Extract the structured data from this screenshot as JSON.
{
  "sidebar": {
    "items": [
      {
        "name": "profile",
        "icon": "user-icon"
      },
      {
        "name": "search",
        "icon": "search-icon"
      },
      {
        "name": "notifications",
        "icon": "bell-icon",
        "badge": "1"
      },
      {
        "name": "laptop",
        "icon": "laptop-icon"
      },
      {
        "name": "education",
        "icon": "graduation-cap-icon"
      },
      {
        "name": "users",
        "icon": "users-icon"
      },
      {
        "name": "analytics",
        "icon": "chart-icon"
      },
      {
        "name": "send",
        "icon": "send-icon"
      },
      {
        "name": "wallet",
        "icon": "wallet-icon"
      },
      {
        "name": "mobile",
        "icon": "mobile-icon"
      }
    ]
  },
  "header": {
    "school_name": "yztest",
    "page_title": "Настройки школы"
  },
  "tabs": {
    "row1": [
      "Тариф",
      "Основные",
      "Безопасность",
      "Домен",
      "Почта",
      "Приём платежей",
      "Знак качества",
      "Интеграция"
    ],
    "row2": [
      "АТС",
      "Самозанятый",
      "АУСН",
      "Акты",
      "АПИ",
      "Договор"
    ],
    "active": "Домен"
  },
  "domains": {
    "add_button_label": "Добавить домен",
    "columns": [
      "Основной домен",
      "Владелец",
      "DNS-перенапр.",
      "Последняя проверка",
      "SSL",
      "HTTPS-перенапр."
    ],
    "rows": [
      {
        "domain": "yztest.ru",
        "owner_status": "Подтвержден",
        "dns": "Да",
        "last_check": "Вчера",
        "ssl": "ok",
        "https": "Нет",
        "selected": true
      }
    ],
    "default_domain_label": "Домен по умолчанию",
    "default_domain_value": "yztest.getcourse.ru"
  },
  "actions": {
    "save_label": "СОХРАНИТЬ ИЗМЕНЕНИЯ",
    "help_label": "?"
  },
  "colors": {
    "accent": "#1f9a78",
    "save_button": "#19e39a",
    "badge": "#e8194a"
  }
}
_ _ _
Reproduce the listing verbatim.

Extract the structured data from this screenshot as JSON.
{
  "sidebar": {
    "items": [
      {
        "name": "profile",
        "icon": "user-icon"
      },
      {
        "name": "search",
        "icon": "search-icon"
      },
      {
        "name": "notifications",
        "icon": "bell-icon",
        "badge": "1"
      },
      {
        "name": "laptop",
        "icon": "laptop-icon"
      },
      {
        "name": "education",
        "icon": "graduation-cap-icon"
      },
      {
        "name": "users",
        "icon": "users-icon"
      },
      {
        "name": "analytics",
        "icon": "chart-icon"
      },
      {
        "name": "send",
        "icon": "send-icon"
      },
      {
        "name": "wallet",
        "icon": "wallet-icon"
      },
      {
        "name": "mobile",
        "icon": "mobile-icon"
      }
    ]
  },
  "header": {
    "school_name": "yztest",
    "page_title": "Настройки школы"
  },
  "tabs": {
    "row1": [
      "Тариф",
      "Основные",
      "Безопасность",
      "Домен",
      "Почта",
      "Приём платежей",
      "Знак качества",
      "Интеграция"
    ],
    "row2": [
      "АТС",
      "Самозанятый",
      "АУСН",
      "Акты",
      "АПИ",
      "Договор"
    ],
    "active": "Домен"
  },
  "domains": {
    "add_button_label": "Добавить домен",
    "columns": [
      "Основной домен",
      "Владелец",
      "DNS-перенапр.",
      "Последняя проверка",
      "SSL",
      "HTTPS-перенапр."
    ],
    "rows": [
      {
        "domain": "yztest.ru",
        "owner_status": "Подтвержден",
        "dns": "Да",
        "last_check": "Вчера",
        "ssl": "ok",
        "https": "Нет",
        "selected": true
      }
    ],
    "default_domain_label": "Домен по умолчанию",
    "default_domain_value": "yztest.getcourse.ru"
  },
  "actions": {
    "save_label": "СОХРАНИТЬ ИЗМЕНЕНИЯ",
    "help_label": "?"
  },
  "colors": {
    "accent": "#1f9a78",
    "save_button": "#19e39a",
    "badge": "#e8194a"
  }
}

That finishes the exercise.